Poetic theater is worthy of exploring a new direction, one that is nobler than other kinds of theater, a facet that is numinous – even exalted, one that goes beyond the line that divides the worlds of fiction and reality. It is possible, and appropriate, to weave into it the “authenticity” of the archaic worlds – a return to values of days of yore, to the foundational roots of the nation as it truly is, as this dimension sheds new light on the current work, and is not inferior or outdated. The return of reality to the starting point can be achieved by several different means: a return to the canonical texts, the moral – ethical link with generations to come, and the identification with another reality that is not as it seems to us today. On the other hand, this applies to fiction as well. In this way, a breakthrough is also made from historical time to the level of non-historical existence and experience. It seems that in the postmodern era, in which the reflection of reality becomes reality itself, the distance between it and a fictional world decreases, and this can be seen as a blow to the nobility of art in general, and theater in particular. This numinous dimension also has a certain religious connotation; there were those that defined the concept of holiness in religion (such as Mircha Aliada, one of the greatest researchers of religion in the 20th century) as the myth of eternal return, the connection between concrete time and the mythical time of the beginning. In some ways, poetic theater constitutes a link between concrete reality and a reality that is not so.

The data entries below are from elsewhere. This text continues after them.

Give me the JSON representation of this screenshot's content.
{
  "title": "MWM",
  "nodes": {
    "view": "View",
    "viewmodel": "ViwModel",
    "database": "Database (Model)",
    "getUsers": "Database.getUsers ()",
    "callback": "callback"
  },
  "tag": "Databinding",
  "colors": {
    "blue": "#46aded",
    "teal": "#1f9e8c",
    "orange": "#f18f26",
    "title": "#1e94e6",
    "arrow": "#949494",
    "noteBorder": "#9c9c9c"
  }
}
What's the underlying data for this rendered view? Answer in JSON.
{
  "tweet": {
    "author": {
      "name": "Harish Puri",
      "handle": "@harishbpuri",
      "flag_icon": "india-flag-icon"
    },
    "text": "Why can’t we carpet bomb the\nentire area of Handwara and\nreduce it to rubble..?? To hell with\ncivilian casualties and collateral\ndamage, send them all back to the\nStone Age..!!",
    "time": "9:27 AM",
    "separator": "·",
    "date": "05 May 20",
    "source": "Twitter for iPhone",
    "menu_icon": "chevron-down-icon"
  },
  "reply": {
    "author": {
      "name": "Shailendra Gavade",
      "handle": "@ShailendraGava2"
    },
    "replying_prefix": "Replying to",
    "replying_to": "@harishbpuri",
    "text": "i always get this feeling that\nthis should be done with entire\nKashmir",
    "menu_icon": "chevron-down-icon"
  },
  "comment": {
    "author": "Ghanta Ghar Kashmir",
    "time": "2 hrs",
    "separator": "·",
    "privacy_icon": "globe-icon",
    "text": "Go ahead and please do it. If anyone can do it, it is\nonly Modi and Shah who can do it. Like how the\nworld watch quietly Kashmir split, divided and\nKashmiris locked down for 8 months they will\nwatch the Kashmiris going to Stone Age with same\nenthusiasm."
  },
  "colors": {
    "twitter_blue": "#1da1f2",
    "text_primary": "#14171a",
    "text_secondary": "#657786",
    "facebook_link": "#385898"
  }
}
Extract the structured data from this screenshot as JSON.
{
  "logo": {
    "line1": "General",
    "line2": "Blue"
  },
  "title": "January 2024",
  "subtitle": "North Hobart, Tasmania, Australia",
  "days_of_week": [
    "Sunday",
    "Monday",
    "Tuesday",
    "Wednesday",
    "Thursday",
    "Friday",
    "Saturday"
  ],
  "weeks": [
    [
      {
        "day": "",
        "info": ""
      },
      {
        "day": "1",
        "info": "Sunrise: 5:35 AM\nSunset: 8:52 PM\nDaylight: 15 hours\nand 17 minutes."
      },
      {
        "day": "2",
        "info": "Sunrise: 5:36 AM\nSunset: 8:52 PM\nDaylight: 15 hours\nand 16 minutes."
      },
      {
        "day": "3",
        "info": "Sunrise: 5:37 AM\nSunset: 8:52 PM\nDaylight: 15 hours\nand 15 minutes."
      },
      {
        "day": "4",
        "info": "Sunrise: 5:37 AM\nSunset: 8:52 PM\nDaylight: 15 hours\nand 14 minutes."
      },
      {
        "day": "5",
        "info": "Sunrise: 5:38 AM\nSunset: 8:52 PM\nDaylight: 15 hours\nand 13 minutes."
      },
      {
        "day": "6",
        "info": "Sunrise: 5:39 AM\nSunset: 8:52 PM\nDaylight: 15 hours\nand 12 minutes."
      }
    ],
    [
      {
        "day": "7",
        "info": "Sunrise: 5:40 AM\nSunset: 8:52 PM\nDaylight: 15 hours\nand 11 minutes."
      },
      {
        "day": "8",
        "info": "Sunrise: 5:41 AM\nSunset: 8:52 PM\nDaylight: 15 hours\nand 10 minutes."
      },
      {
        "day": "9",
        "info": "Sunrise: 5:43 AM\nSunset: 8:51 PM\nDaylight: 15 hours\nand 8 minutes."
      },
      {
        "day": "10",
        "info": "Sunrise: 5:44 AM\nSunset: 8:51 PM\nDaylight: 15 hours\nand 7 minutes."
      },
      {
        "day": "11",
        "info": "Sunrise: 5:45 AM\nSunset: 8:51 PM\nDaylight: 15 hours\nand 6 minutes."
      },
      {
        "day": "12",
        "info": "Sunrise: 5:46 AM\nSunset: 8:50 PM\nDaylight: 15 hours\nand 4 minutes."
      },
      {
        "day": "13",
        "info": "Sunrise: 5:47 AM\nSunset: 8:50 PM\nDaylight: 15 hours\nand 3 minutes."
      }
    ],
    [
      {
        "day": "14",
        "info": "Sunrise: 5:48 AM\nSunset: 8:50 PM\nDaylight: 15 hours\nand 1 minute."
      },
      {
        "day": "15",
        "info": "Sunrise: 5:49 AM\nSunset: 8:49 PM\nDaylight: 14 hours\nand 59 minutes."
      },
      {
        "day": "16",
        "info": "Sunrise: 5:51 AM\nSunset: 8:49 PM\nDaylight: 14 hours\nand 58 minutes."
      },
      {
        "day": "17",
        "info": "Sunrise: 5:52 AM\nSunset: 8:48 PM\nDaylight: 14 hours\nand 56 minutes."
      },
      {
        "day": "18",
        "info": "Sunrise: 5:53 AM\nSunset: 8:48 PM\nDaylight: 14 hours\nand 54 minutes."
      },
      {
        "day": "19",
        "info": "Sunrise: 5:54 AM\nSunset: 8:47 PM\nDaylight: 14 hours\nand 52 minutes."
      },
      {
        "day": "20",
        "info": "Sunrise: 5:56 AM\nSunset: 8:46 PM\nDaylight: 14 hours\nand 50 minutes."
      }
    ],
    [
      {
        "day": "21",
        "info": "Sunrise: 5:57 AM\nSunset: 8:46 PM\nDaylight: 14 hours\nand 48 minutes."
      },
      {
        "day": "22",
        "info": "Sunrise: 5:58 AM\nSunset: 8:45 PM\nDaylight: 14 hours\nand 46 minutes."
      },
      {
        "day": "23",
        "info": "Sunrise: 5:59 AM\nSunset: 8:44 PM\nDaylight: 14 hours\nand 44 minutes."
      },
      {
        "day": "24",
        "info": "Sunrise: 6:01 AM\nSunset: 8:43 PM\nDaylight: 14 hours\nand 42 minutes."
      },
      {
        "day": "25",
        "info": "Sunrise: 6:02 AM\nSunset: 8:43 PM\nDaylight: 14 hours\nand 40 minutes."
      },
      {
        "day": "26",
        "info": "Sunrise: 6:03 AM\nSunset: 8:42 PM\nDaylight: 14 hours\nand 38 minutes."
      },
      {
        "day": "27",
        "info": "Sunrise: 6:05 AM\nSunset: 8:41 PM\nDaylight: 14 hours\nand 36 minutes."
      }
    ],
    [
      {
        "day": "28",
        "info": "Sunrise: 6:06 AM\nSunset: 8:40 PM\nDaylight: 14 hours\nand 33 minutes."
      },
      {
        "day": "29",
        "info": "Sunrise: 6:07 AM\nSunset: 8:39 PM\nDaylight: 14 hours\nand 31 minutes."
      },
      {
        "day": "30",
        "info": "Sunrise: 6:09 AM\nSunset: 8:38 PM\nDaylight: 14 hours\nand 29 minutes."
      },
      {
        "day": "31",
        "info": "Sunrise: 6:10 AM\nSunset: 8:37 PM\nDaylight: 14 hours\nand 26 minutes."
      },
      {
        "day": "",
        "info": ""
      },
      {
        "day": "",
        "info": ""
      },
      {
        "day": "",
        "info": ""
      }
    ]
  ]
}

The Persian language is rich with idiomatic expressions and metaphorical concepts. The poetic songs are a cornerstone of its culture, since even the simple, illiterate people are imbued with it.

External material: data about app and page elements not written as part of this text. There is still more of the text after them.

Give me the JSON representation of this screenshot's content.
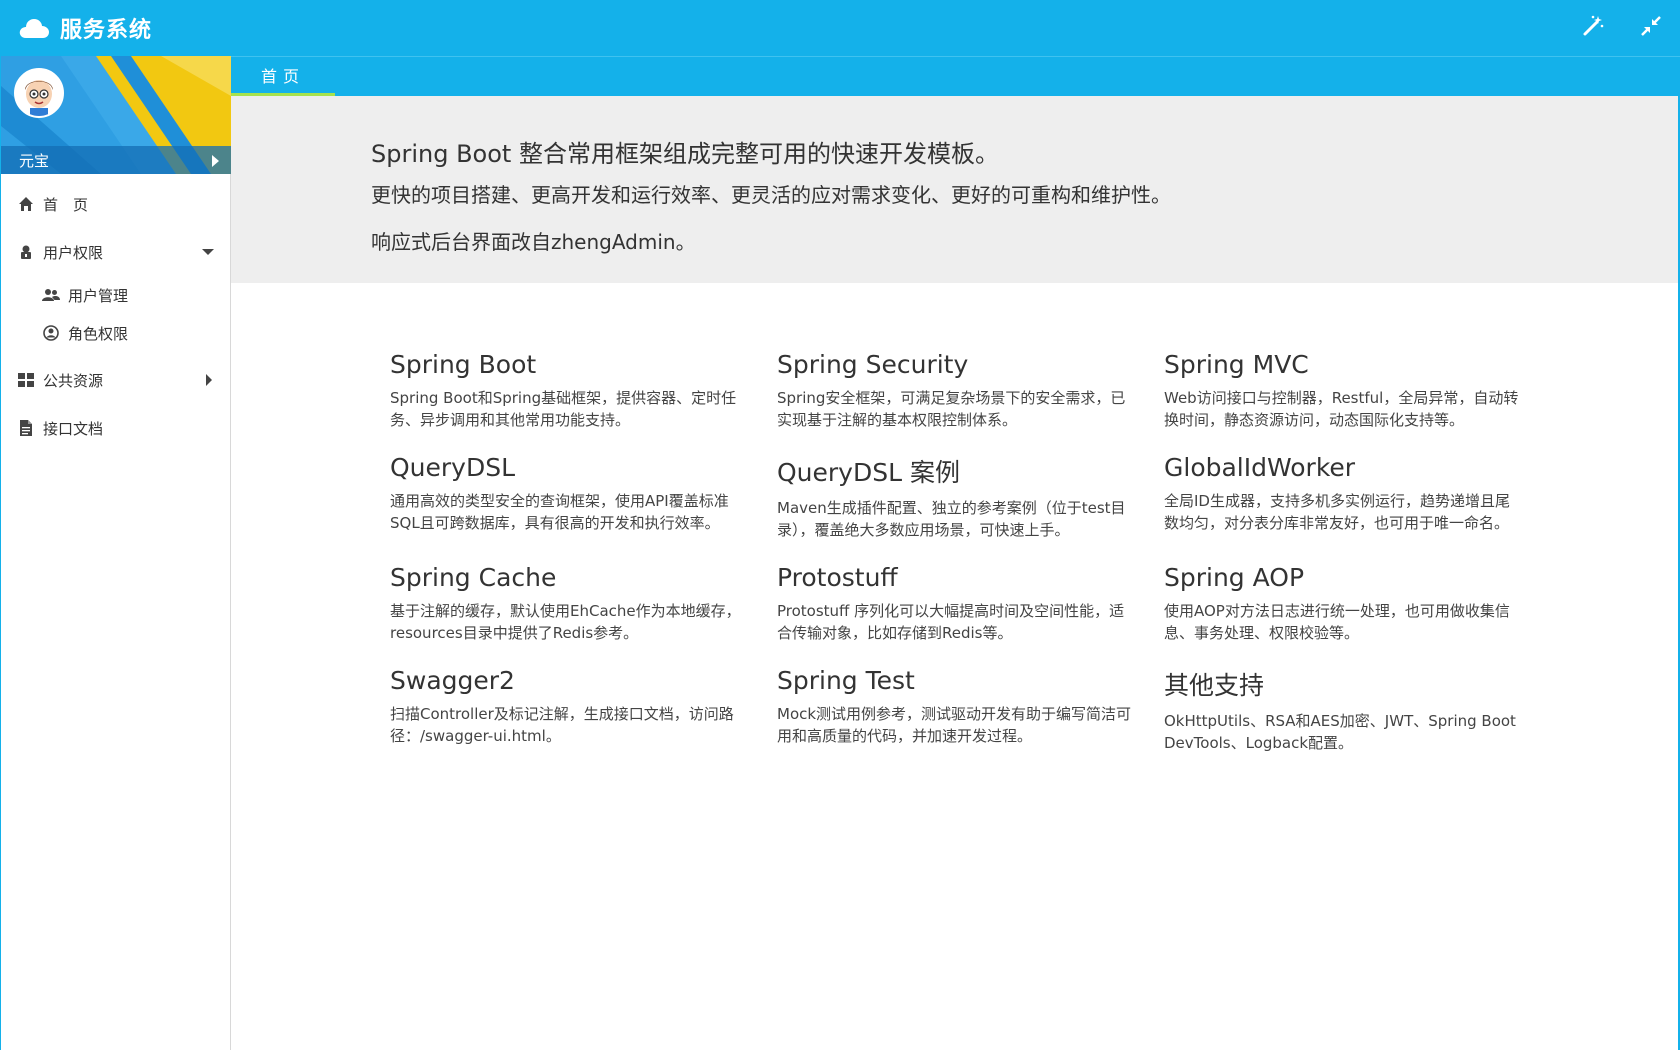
{
  "app": {
    "title": "服务系统"
  },
  "colors": {
    "primary": "#14b1ea",
    "tab_underline": "#a6e24d",
    "jumbotron_bg": "#eeeeee"
  },
  "navbar": {
    "actions": [
      {
        "icon": "magic-wand-icon"
      },
      {
        "icon": "compress-icon"
      }
    ]
  },
  "user": {
    "name": "元宝"
  },
  "sidebar": {
    "items": [
      {
        "label": "首　页",
        "icon": "home-icon"
      },
      {
        "label": "用户权限",
        "icon": "user-lock-icon",
        "expanded": true,
        "children": [
          {
            "label": "用户管理",
            "icon": "users-icon"
          },
          {
            "label": "角色权限",
            "icon": "user-circle-icon"
          }
        ]
      },
      {
        "label": "公共资源",
        "icon": "grid-icon",
        "expanded": false
      },
      {
        "label": "接口文档",
        "icon": "file-icon"
      }
    ]
  },
  "tabs": [
    {
      "label": "首页",
      "active": true
    }
  ],
  "jumbotron": {
    "title": "Spring Boot 整合常用框架组成完整可用的快速开发模板。",
    "line1": "更快的项目搭建、更高开发和运行效率、更灵活的应对需求变化、更好的可重构和维护性。",
    "line2": "响应式后台界面改自zhengAdmin。"
  },
  "features": [
    {
      "title": "Spring Boot",
      "desc": "Spring Boot和Spring基础框架，提供容器、定时任务、异步调用和其他常用功能支持。"
    },
    {
      "title": "Spring Security",
      "desc": "Spring安全框架，可满足复杂场景下的安全需求，已实现基于注解的基本权限控制体系。"
    },
    {
      "title": "Spring MVC",
      "desc": "Web访问接口与控制器，Restful，全局异常，自动转换时间，静态资源访问，动态国际化支持等。"
    },
    {
      "title": "QueryDSL",
      "desc": "通用高效的类型安全的查询框架，使用API覆盖标准SQL且可跨数据库，具有很高的开发和执行效率。"
    },
    {
      "title": "QueryDSL 案例",
      "desc": "Maven生成插件配置、独立的参考案例（位于test目录），覆盖绝大多数应用场景，可快速上手。"
    },
    {
      "title": "GlobalIdWorker",
      "desc": "全局ID生成器，支持多机多实例运行，趋势递增且尾数均匀，对分表分库非常友好，也可用于唯一命名。"
    },
    {
      "title": "Spring Cache",
      "desc": "基于注解的缓存，默认使用EhCache作为本地缓存，resources目录中提供了Redis参考。"
    },
    {
      "title": "Protostuff",
      "desc": "Protostuff 序列化可以大幅提高时间及空间性能，适合传输对象，比如存储到Redis等。"
    },
    {
      "title": "Spring AOP",
      "desc": "使用AOP对方法日志进行统一处理，也可用做收集信息、事务处理、权限校验等。"
    },
    {
      "title": "Swagger2",
      "desc": "扫描Controller及标记注解，生成接口文档，访问路径：/swagger-ui.html。"
    },
    {
      "title": "Spring Test",
      "desc": "Mock测试用例参考，测试驱动开发有助于编写简洁可用和高质量的代码，并加速开发过程。"
    },
    {
      "title": "其他支持",
      "desc": "OkHttpUtils、RSA和AES加密、JWT、Spring Boot DevTools、Logback配置。"
    }
  ]
}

The roots of the Jewish people also lie in song and poetry. We find that in the heart of hearts of both nations lies a similar cultural foundation; I call only for a resurrection of the emotional mechanisms that lie hidden within this foundation. Looking forward towards a future of a new, big Islamic, and small Jewish, Middle East, it is possible and worthwhile to begin processes of socialization using cultural activities, right here and right now. As Tolstoy said, “the purpose of art is to unify humans”. With a theater that is attentive to the socio-political pulse of its country, a theater that acknowledges the harmony of different shades in its views, a poetic theater that is imbued with emotion and brotherhood, this can be done.
Benyamin Yakovian, born in Iran, is a doctoral candidate of the School of Humanities in Theater Studies, Philosophy and Iranian Studies.

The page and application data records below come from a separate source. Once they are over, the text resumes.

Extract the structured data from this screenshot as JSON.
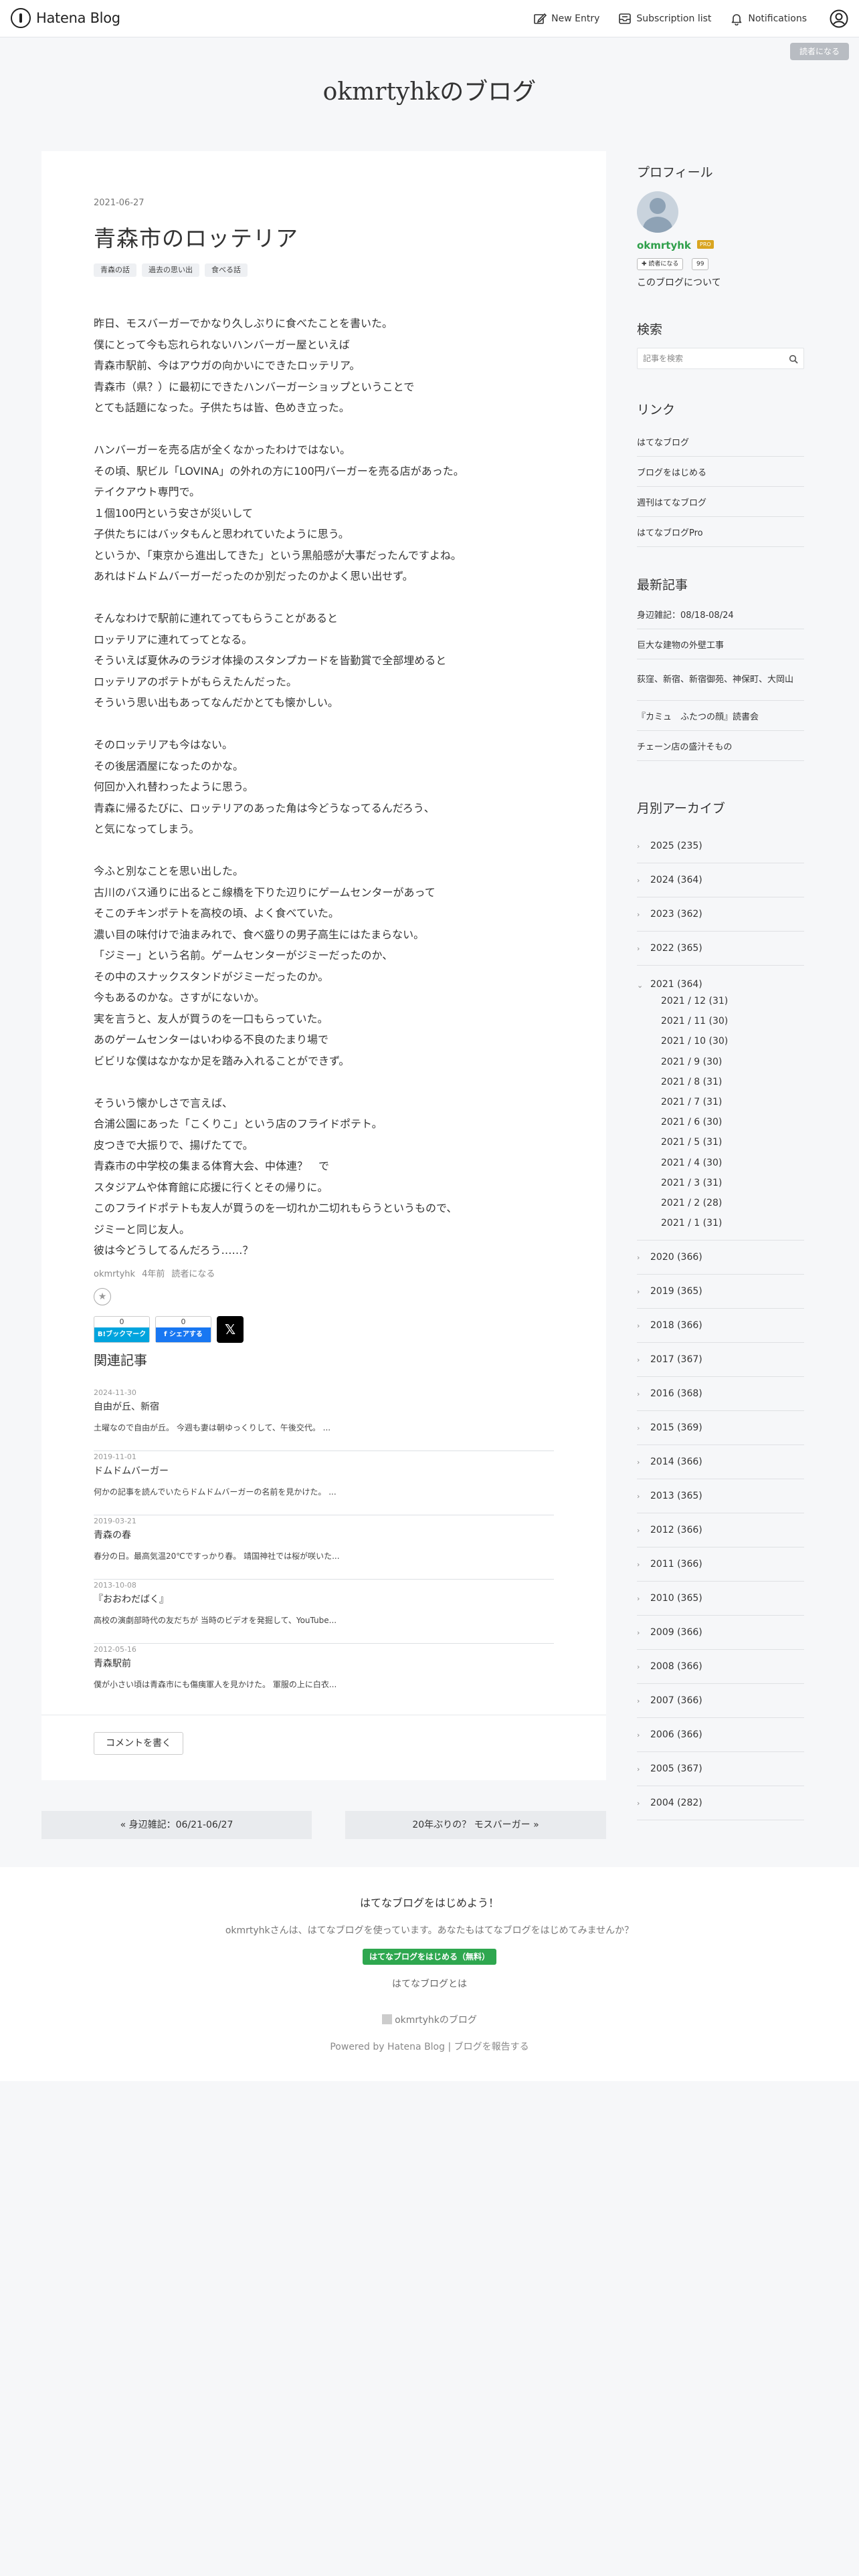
{
  "topbar": {
    "logo_text": "Hatena Blog",
    "new_entry": "New Entry",
    "subscription_list": "Subscription list",
    "notifications": "Notifications"
  },
  "reader_badge": "読者になる",
  "blog_title": "okmrtyhkのブログ",
  "article": {
    "date": "2021-06-27",
    "title": "青森市のロッテリア",
    "categories": [
      "青森の話",
      "過去の思い出",
      "食べる話"
    ],
    "paragraphs": [
      [
        "昨日、モスバーガーでかなり久しぶりに食べたことを書いた。",
        "僕にとって今も忘れられないハンバーガー屋といえば",
        "青森市駅前、今はアウガの向かいにできたロッテリア。",
        "青森市（県？）に最初にできたハンバーガーショップということで",
        "とても話題になった。子供たちは皆、色めき立った。"
      ],
      [
        "ハンバーガーを売る店が全くなかったわけではない。",
        "その頃、駅ビル「LOVINA」の外れの方に100円バーガーを売る店があった。",
        "テイクアウト専門で。",
        "１個100円という安さが災いして",
        "子供たちにはバッタもんと思われていたように思う。",
        "というか、「東京から進出してきた」という黒船感が大事だったんですよね。",
        "あれはドムドムバーガーだったのか別だったのかよく思い出せず。"
      ],
      [
        "そんなわけで駅前に連れてってもらうことがあると",
        "ロッテリアに連れてってとなる。",
        "そういえば夏休みのラジオ体操のスタンプカードを皆勤賞で全部埋めると",
        "ロッテリアのポテトがもらえたんだった。",
        "そういう思い出もあってなんだかとても懐かしい。"
      ],
      [
        "そのロッテリアも今はない。",
        "その後居酒屋になったのかな。",
        "何回か入れ替わったように思う。",
        "青森に帰るたびに、ロッテリアのあった角は今どうなってるんだろう、",
        "と気になってしまう。"
      ],
      [
        "今ふと別なことを思い出した。",
        "古川のバス通りに出るとこ線橋を下りた辺りにゲームセンターがあって",
        "そこのチキンポテトを高校の頃、よく食べていた。",
        "濃い目の味付けで油まみれで、食べ盛りの男子高生にはたまらない。",
        "「ジミー」という名前。ゲームセンターがジミーだったのか、",
        "その中のスナックスタンドがジミーだったのか。",
        "今もあるのかな。さすがにないか。",
        "実を言うと、友人が買うのを一口もらっていた。",
        "あのゲームセンターはいわゆる不良のたまり場で",
        "ビビリな僕はなかなか足を踏み入れることができず。"
      ],
      [
        "そういう懐かしさで言えば、",
        "合浦公園にあった「こくりこ」という店のフライドポテト。",
        "皮つきで大振りで、揚げたてで。",
        "青森市の中学校の集まる体育大会、中体連？　で",
        "スタジアムや体育館に応援に行くとその帰りに。",
        "このフライドポテトも友人が買うのを一切れか二切れもらうというもので、",
        "ジミーと同じ友人。",
        "彼は今どうしてるんだろう……？"
      ]
    ],
    "author": "okmrtyhk",
    "posted_ago": "4年前",
    "subscribe_link": "読者になる",
    "hatebu_count": "0",
    "hatebu_label": "B!ブックマーク",
    "fb_count": "0",
    "fb_label": "f シェアする",
    "x_label": "𝕏",
    "related_heading": "関連記事",
    "related": [
      {
        "date": "2024-11-30",
        "title": "自由が丘、新宿",
        "snippet": "土曜なので自由が丘。 今週も妻は朝ゆっくりして、午後交代。 ..."
      },
      {
        "date": "2019-11-01",
        "title": "ドムドムバーガー",
        "snippet": "何かの記事を読んでいたらドムドムバーガーの名前を見かけた。 ..."
      },
      {
        "date": "2019-03-21",
        "title": "青森の春",
        "snippet": "春分の日。最高気温20℃ですっかり春。 靖国神社では桜が咲いた..."
      },
      {
        "date": "2013-10-08",
        "title": "『おおわだばく』",
        "snippet": "高校の演劇部時代の友だちが 当時のビデオを発掘して、YouTube..."
      },
      {
        "date": "2012-05-16",
        "title": "青森駅前",
        "snippet": "僕が小さい頃は青森市にも傷痍軍人を見かけた。 軍服の上に白衣..."
      }
    ],
    "comment_button": "コメントを書く"
  },
  "pager": {
    "prev": "« 身辺雑記：06/21-06/27",
    "next": "20年ぶりの？ モスバーガー »"
  },
  "sidebar": {
    "profile_heading": "プロフィール",
    "profile_name": "okmrtyhk",
    "pro_badge": "PRO",
    "follow_label": "読者になる",
    "follow_count": "99",
    "about_link": "このブログについて",
    "search_heading": "検索",
    "search_placeholder": "記事を検索",
    "links_heading": "リンク",
    "links": [
      "はてなブログ",
      "ブログをはじめる",
      "週刊はてなブログ",
      "はてなブログPro"
    ],
    "recent_heading": "最新記事",
    "recent": [
      "身辺雑記：08/18-08/24",
      "巨大な建物の外壁工事",
      "荻窪、新宿、新宿御苑、神保町、大岡山",
      "『カミュ　ふたつの顔』読書会",
      "チェーン店の盛汁そもの"
    ],
    "archive_heading": "月別アーカイブ",
    "archive_before": [
      "2025 (235)",
      "2024 (364)",
      "2023 (362)",
      "2022 (365)"
    ],
    "archive_open": "2021 (364)",
    "archive_months": [
      "2021 / 12 (31)",
      "2021 / 11 (30)",
      "2021 / 10 (30)",
      "2021 / 9 (30)",
      "2021 / 8 (31)",
      "2021 / 7 (31)",
      "2021 / 6 (30)",
      "2021 / 5 (31)",
      "2021 / 4 (30)",
      "2021 / 3 (31)",
      "2021 / 2 (28)",
      "2021 / 1 (31)"
    ],
    "archive_after": [
      "2020 (366)",
      "2019 (365)",
      "2018 (366)",
      "2017 (367)",
      "2016 (368)",
      "2015 (369)",
      "2014 (366)",
      "2013 (365)",
      "2012 (366)",
      "2011 (366)",
      "2010 (365)",
      "2009 (366)",
      "2008 (366)",
      "2007 (366)",
      "2006 (366)",
      "2005 (367)",
      "2004 (282)"
    ]
  },
  "footer": {
    "heading": "はてなブログをはじめよう！",
    "description": "okmrtyhkさんは、はてなブログを使っています。あなたもはてなブログをはじめてみませんか？",
    "start_button": "はてなブログをはじめる（無料）",
    "about_link": "はてなブログとは",
    "blog_link": "okmrtyhkのブログ",
    "powered": "Powered by Hatena Blog | ブログを報告する"
  }
}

Bama Tova for Businesses The arts are present all around us in our daily lives, in education, in society, in businesses. The world is a stage and all stage is a place for play – a play that helps you drive process initiatives, create change, and achieve goals.
Bama Tova offers workshops aiming at improving working processes through interpersonal and experiential simulations rooted in the performing arts. These simulations will assist you in developing tools that are particularly efficient: mental flexibility; the ability to cope with change; the ability to change perspective and develop new ways of looking at things. By helping you tackle fearlessly the complexities inherent to business, these tools will pave the way to your success.
You can book a one-day workshop or a series of workshops, whose topics will be defined in advance.
Bama Tova – the creative way of leveraging your business!